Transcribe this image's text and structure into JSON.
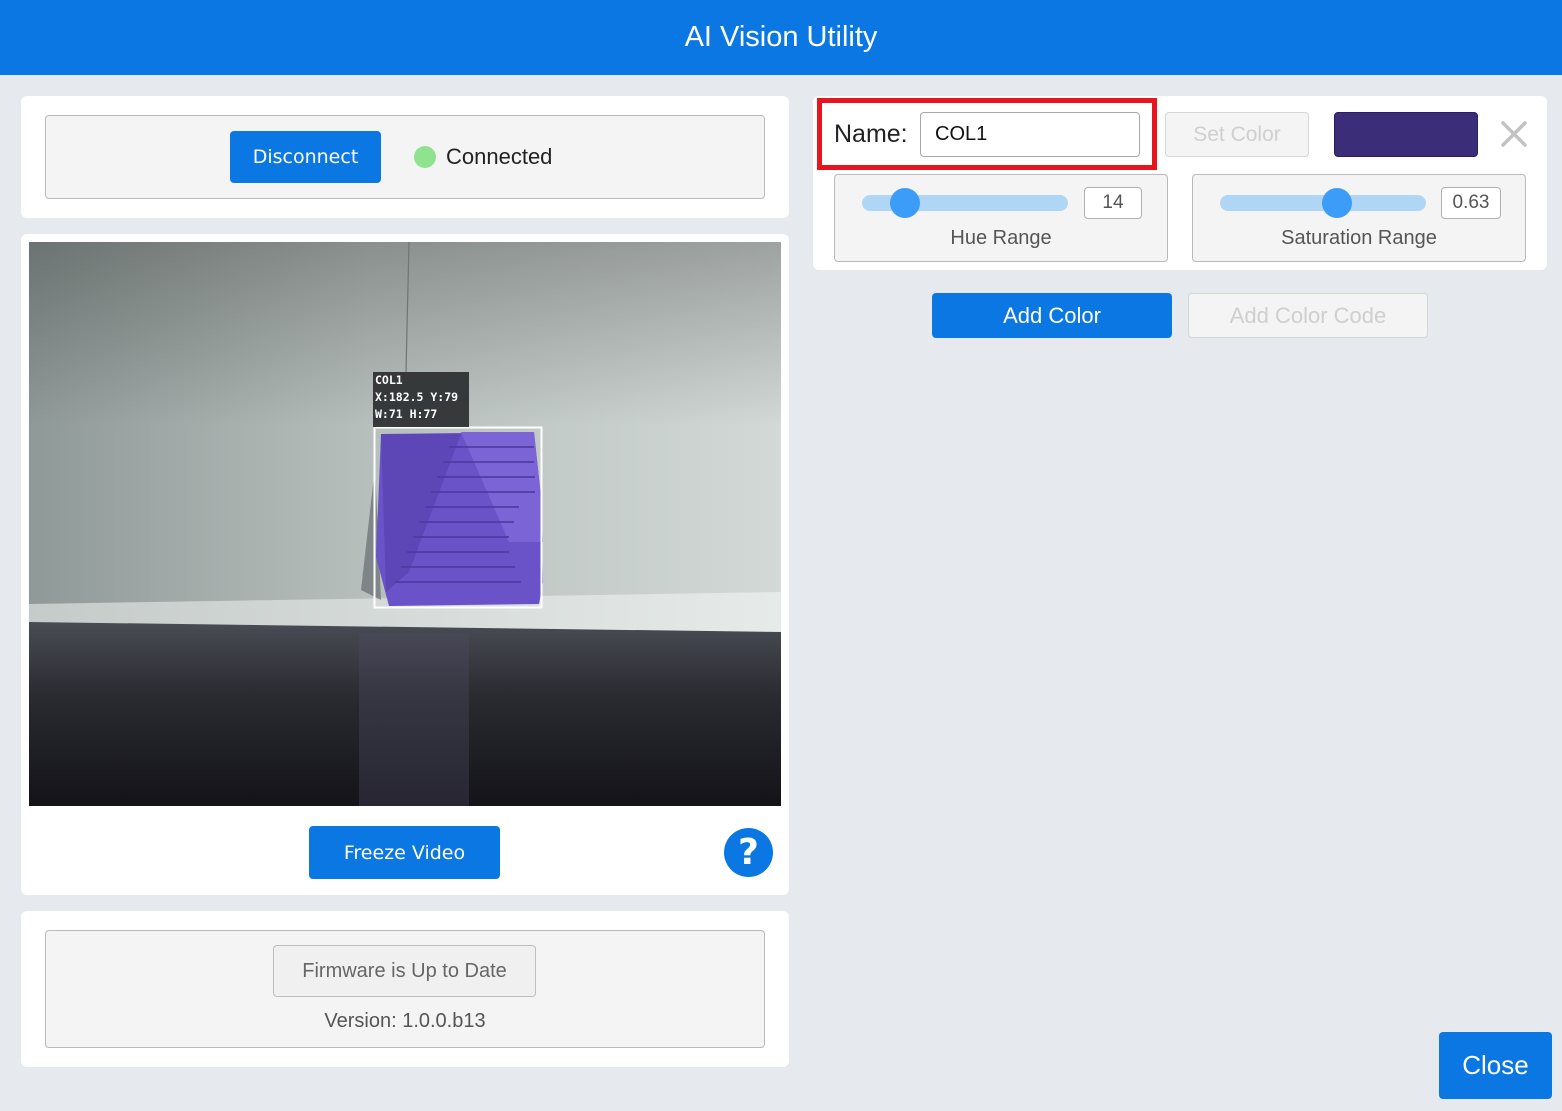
{
  "window": {
    "title": "AI Vision Utility"
  },
  "connection": {
    "disconnect_label": "Disconnect",
    "status_text": "Connected",
    "status_color": "#8fe38f"
  },
  "video": {
    "overlay_lines": [
      "COL1",
      "X:182.5 Y:79",
      "W:71 H:77"
    ],
    "freeze_label": "Freeze Video",
    "help_label": "?"
  },
  "firmware": {
    "status_label": "Firmware is Up to Date",
    "version_text": "Version: 1.0.0.b13"
  },
  "color_editor": {
    "name_label": "Name:",
    "name_value": "COL1",
    "set_color_label": "Set Color",
    "swatch_color": "#3b2d77",
    "remove_icon": "close-x-icon",
    "hue": {
      "label": "Hue Range",
      "value": "14",
      "fraction": 0.21
    },
    "saturation": {
      "label": "Saturation Range",
      "value": "0.63",
      "fraction": 0.57
    }
  },
  "actions": {
    "add_color_label": "Add Color",
    "add_color_code_label": "Add Color Code",
    "close_label": "Close"
  },
  "theme": {
    "accent": "#0b77e3",
    "highlight_border": "#e8151f"
  }
}
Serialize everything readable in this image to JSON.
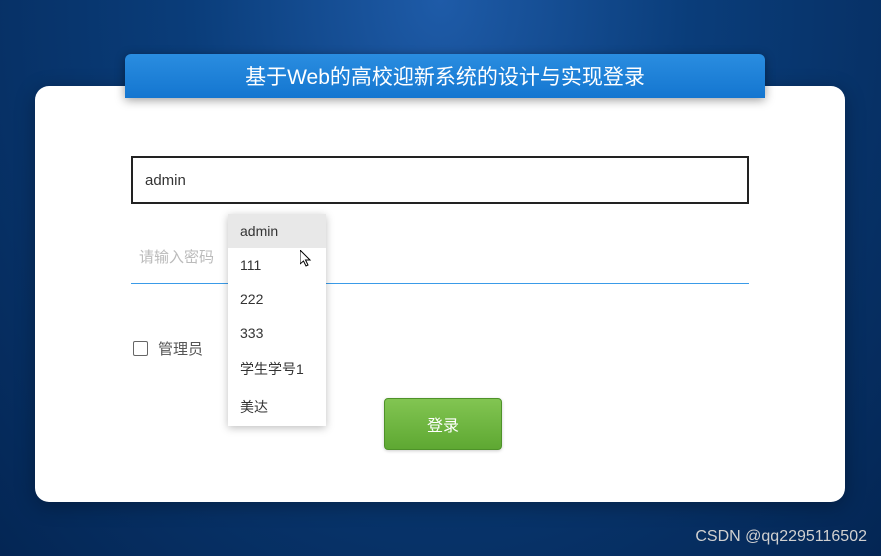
{
  "header": {
    "title": "基于Web的高校迎新系统的设计与实现登录"
  },
  "form": {
    "username_value": "admin",
    "password_placeholder": "请输入密码",
    "admin_checkbox_label": "管理员",
    "login_button_label": "登录"
  },
  "autocomplete": {
    "items": [
      "admin",
      "111",
      "222",
      "333",
      "学生学号1",
      "美达"
    ]
  },
  "watermark": "CSDN @qq2295116502"
}
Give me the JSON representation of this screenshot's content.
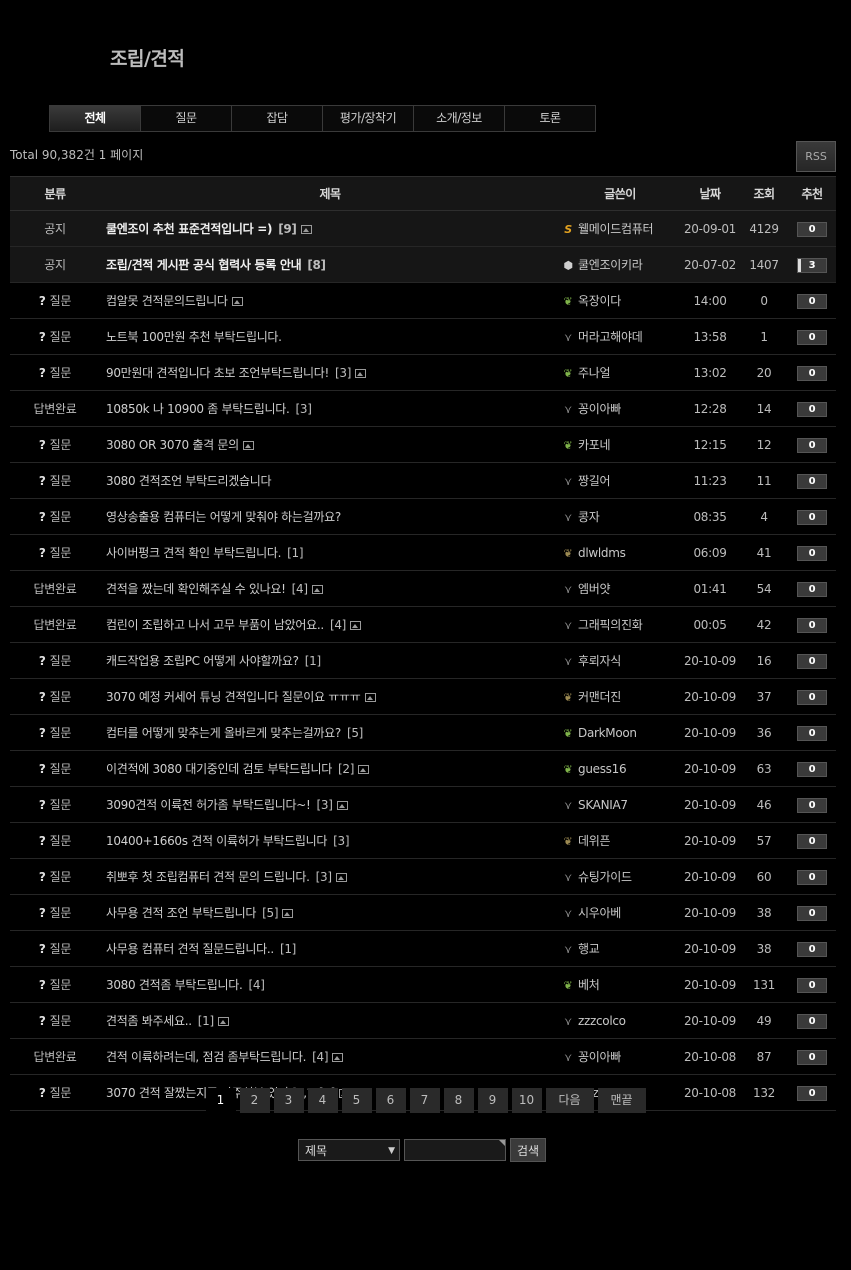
{
  "title": "조립/견적",
  "tabs": [
    "전체",
    "질문",
    "잡담",
    "평가/장착기",
    "소개/정보",
    "토론"
  ],
  "total": "Total 90,382건 1 페이지",
  "rss": "RSS",
  "columns": [
    "분류",
    "제목",
    "글쓴이",
    "날짜",
    "조회",
    "추천"
  ],
  "rows": [
    {
      "notice": true,
      "q": false,
      "cat": "공지",
      "subject": "쿨엔조이 추천 표준견적입니다 =)",
      "comments": "[9]",
      "img": true,
      "icon": "S",
      "icon_name": "level-s-icon",
      "icon_class": "lvs",
      "author": "웰메이드컴퓨터",
      "date": "20-09-01",
      "views": "4129",
      "rec": "0",
      "hot": false
    },
    {
      "notice": true,
      "q": false,
      "cat": "공지",
      "subject": "조립/견적 게시판 공식 협력사 등록 안내",
      "comments": "[8]",
      "img": false,
      "icon": "⬢",
      "icon_name": "cube-icon",
      "icon_class": "cube",
      "author": "쿨엔조이키라",
      "date": "20-07-02",
      "views": "1407",
      "rec": "3",
      "hot": true
    },
    {
      "notice": false,
      "q": true,
      "cat": "질문",
      "subject": "컴알못 견적문의드립니다",
      "comments": "",
      "img": true,
      "icon": "❦",
      "icon_name": "sprout-icon",
      "icon_class": "sprout",
      "author": "옥장이다",
      "date": "14:00",
      "views": "0",
      "rec": "0",
      "hot": false
    },
    {
      "notice": false,
      "q": true,
      "cat": "질문",
      "subject": "노트북 100만원 추천 부탁드립니다.",
      "comments": "",
      "img": false,
      "icon": "⋎",
      "icon_name": "seed-icon",
      "icon_class": "seed",
      "author": "머라고해야데",
      "date": "13:58",
      "views": "1",
      "rec": "0",
      "hot": false
    },
    {
      "notice": false,
      "q": true,
      "cat": "질문",
      "subject": "90만원대 견적입니다 초보 조언부탁드립니다!",
      "comments": "[3]",
      "img": true,
      "icon": "❦",
      "icon_name": "sprout-icon",
      "icon_class": "sprout",
      "author": "주나얼",
      "date": "13:02",
      "views": "20",
      "rec": "0",
      "hot": false
    },
    {
      "notice": false,
      "q": false,
      "cat": "답변완료",
      "subject": "10850k 나 10900 좀 부탁드립니다.",
      "comments": "[3]",
      "img": false,
      "icon": "⋎",
      "icon_name": "seed-icon",
      "icon_class": "seed",
      "author": "꽁이아빠",
      "date": "12:28",
      "views": "14",
      "rec": "0",
      "hot": false
    },
    {
      "notice": false,
      "q": true,
      "cat": "질문",
      "subject": "3080 OR 3070 출격 문의",
      "comments": "",
      "img": true,
      "icon": "❦",
      "icon_name": "sprout-icon",
      "icon_class": "sprout",
      "author": "카포네",
      "date": "12:15",
      "views": "12",
      "rec": "0",
      "hot": false
    },
    {
      "notice": false,
      "q": true,
      "cat": "질문",
      "subject": "3080 견적조언 부탁드리겠습니다",
      "comments": "",
      "img": false,
      "icon": "⋎",
      "icon_name": "seed-icon",
      "icon_class": "seed",
      "author": "짱길어",
      "date": "11:23",
      "views": "11",
      "rec": "0",
      "hot": false
    },
    {
      "notice": false,
      "q": true,
      "cat": "질문",
      "subject": "영상송출용 컴퓨터는 어떻게 맞춰야 하는걸까요?",
      "comments": "",
      "img": false,
      "icon": "⋎",
      "icon_name": "seed-icon",
      "icon_class": "seed",
      "author": "콩자",
      "date": "08:35",
      "views": "4",
      "rec": "0",
      "hot": false
    },
    {
      "notice": false,
      "q": true,
      "cat": "질문",
      "subject": "사이버펑크 견적 확인 부탁드립니다.",
      "comments": "[1]",
      "img": false,
      "icon": "❦",
      "icon_name": "sprout-icon",
      "icon_class": "sprout brown",
      "author": "dlwldms",
      "date": "06:09",
      "views": "41",
      "rec": "0",
      "hot": false
    },
    {
      "notice": false,
      "q": false,
      "cat": "답변완료",
      "subject": "견적을 짰는데 확인해주실 수 있나요!",
      "comments": "[4]",
      "img": true,
      "icon": "⋎",
      "icon_name": "seed-icon",
      "icon_class": "seed",
      "author": "엠버얏",
      "date": "01:41",
      "views": "54",
      "rec": "0",
      "hot": false
    },
    {
      "notice": false,
      "q": false,
      "cat": "답변완료",
      "subject": "컴린이 조립하고 나서 고무 부품이 남았어요..",
      "comments": "[4]",
      "img": true,
      "icon": "⋎",
      "icon_name": "seed-icon",
      "icon_class": "seed",
      "author": "그래픽의진화",
      "date": "00:05",
      "views": "42",
      "rec": "0",
      "hot": false
    },
    {
      "notice": false,
      "q": true,
      "cat": "질문",
      "subject": "캐드작업용 조립PC 어떻게 사야할까요?",
      "comments": "[1]",
      "img": false,
      "icon": "⋎",
      "icon_name": "seed-icon",
      "icon_class": "seed",
      "author": "후뢰자식",
      "date": "20-10-09",
      "views": "16",
      "rec": "0",
      "hot": false
    },
    {
      "notice": false,
      "q": true,
      "cat": "질문",
      "subject": "3070 예정 커세어 튜닝 견적입니다 질문이요 ㅠㅠㅠ",
      "comments": "",
      "img": true,
      "icon": "❦",
      "icon_name": "sprout-icon",
      "icon_class": "sprout brown",
      "author": "커맨더진",
      "date": "20-10-09",
      "views": "37",
      "rec": "0",
      "hot": false
    },
    {
      "notice": false,
      "q": true,
      "cat": "질문",
      "subject": "컴터를 어떻게 맞추는게 올바르게 맞추는걸까요?",
      "comments": "[5]",
      "img": false,
      "icon": "❦",
      "icon_name": "sprout-icon",
      "icon_class": "sprout",
      "author": "DarkMoon",
      "date": "20-10-09",
      "views": "36",
      "rec": "0",
      "hot": false
    },
    {
      "notice": false,
      "q": true,
      "cat": "질문",
      "subject": "이견적에 3080 대기중인데 검토 부탁드립니다",
      "comments": "[2]",
      "img": true,
      "icon": "❦",
      "icon_name": "sprout-icon",
      "icon_class": "sprout",
      "author": "guess16",
      "date": "20-10-09",
      "views": "63",
      "rec": "0",
      "hot": false
    },
    {
      "notice": false,
      "q": true,
      "cat": "질문",
      "subject": "3090견적 이륙전 허가좀 부탁드립니다~!",
      "comments": "[3]",
      "img": true,
      "icon": "⋎",
      "icon_name": "seed-icon",
      "icon_class": "seed",
      "author": "SKANIA7",
      "date": "20-10-09",
      "views": "46",
      "rec": "0",
      "hot": false
    },
    {
      "notice": false,
      "q": true,
      "cat": "질문",
      "subject": "10400+1660s 견적 이륙허가 부탁드립니다",
      "comments": "[3]",
      "img": false,
      "icon": "❦",
      "icon_name": "sprout-icon",
      "icon_class": "sprout brown",
      "author": "데위픈",
      "date": "20-10-09",
      "views": "57",
      "rec": "0",
      "hot": false
    },
    {
      "notice": false,
      "q": true,
      "cat": "질문",
      "subject": "취뽀후 첫 조립컴퓨터 견적 문의 드립니다.",
      "comments": "[3]",
      "img": true,
      "icon": "⋎",
      "icon_name": "seed-icon",
      "icon_class": "seed",
      "author": "슈팅가이드",
      "date": "20-10-09",
      "views": "60",
      "rec": "0",
      "hot": false
    },
    {
      "notice": false,
      "q": true,
      "cat": "질문",
      "subject": "사무용 견적 조언 부탁드립니다",
      "comments": "[5]",
      "img": true,
      "icon": "⋎",
      "icon_name": "seed-icon",
      "icon_class": "seed",
      "author": "시우아베",
      "date": "20-10-09",
      "views": "38",
      "rec": "0",
      "hot": false
    },
    {
      "notice": false,
      "q": true,
      "cat": "질문",
      "subject": "사무용 컴퓨터 견적 질문드립니다..",
      "comments": "[1]",
      "img": false,
      "icon": "⋎",
      "icon_name": "seed-icon",
      "icon_class": "seed",
      "author": "행교",
      "date": "20-10-09",
      "views": "38",
      "rec": "0",
      "hot": false
    },
    {
      "notice": false,
      "q": true,
      "cat": "질문",
      "subject": "3080 견적좀 부탁드립니다.",
      "comments": "[4]",
      "img": false,
      "icon": "❦",
      "icon_name": "sprout-icon",
      "icon_class": "sprout",
      "author": "베처",
      "date": "20-10-09",
      "views": "131",
      "rec": "0",
      "hot": false
    },
    {
      "notice": false,
      "q": true,
      "cat": "질문",
      "subject": "견적좀 봐주세요..",
      "comments": "[1]",
      "img": true,
      "icon": "⋎",
      "icon_name": "seed-icon",
      "icon_class": "seed",
      "author": "zzzcolco",
      "date": "20-10-09",
      "views": "49",
      "rec": "0",
      "hot": false
    },
    {
      "notice": false,
      "q": false,
      "cat": "답변완료",
      "subject": "견적 이륙하려는데, 점검 좀부탁드립니다.",
      "comments": "[4]",
      "img": true,
      "icon": "⋎",
      "icon_name": "seed-icon",
      "icon_class": "seed",
      "author": "꽁이아빠",
      "date": "20-10-08",
      "views": "87",
      "rec": "0",
      "hot": false
    },
    {
      "notice": false,
      "q": true,
      "cat": "질문",
      "subject": "3070 견적 잘짰는지좀 봐주실분 있나요,,?",
      "comments": "[8]",
      "img": true,
      "icon": "⋎",
      "icon_name": "seed-icon",
      "icon_class": "seed",
      "author": "qaz1686",
      "date": "20-10-08",
      "views": "132",
      "rec": "0",
      "hot": false
    }
  ],
  "pager": [
    "1",
    "2",
    "3",
    "4",
    "5",
    "6",
    "7",
    "8",
    "9",
    "10",
    "다음",
    "맨끝"
  ],
  "search": {
    "field": "제목",
    "button": "검색"
  }
}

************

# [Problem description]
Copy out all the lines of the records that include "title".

# [Response area]
    "title": "AI Vision Utility"
    "title": "基于Web的高校迎新系统的设计与实现登录"
  "title": "조립/견적",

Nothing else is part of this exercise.